Exercise prompt:
Every line in the data below that has the word "selected" should be returned.

Items from an interface collection
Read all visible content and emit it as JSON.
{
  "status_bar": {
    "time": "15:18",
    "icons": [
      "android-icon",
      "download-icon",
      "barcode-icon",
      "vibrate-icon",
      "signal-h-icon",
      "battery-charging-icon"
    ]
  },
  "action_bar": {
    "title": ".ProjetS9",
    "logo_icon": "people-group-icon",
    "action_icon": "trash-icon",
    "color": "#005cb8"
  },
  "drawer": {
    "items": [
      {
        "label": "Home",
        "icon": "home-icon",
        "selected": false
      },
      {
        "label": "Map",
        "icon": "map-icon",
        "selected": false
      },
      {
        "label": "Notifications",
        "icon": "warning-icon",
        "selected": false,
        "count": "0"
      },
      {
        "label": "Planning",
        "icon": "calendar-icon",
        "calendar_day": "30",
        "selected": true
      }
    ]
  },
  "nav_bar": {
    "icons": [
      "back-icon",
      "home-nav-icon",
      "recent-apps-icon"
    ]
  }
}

Result for this task:
        "selected": false
        "selected": false
        "selected": false,
        "selected": true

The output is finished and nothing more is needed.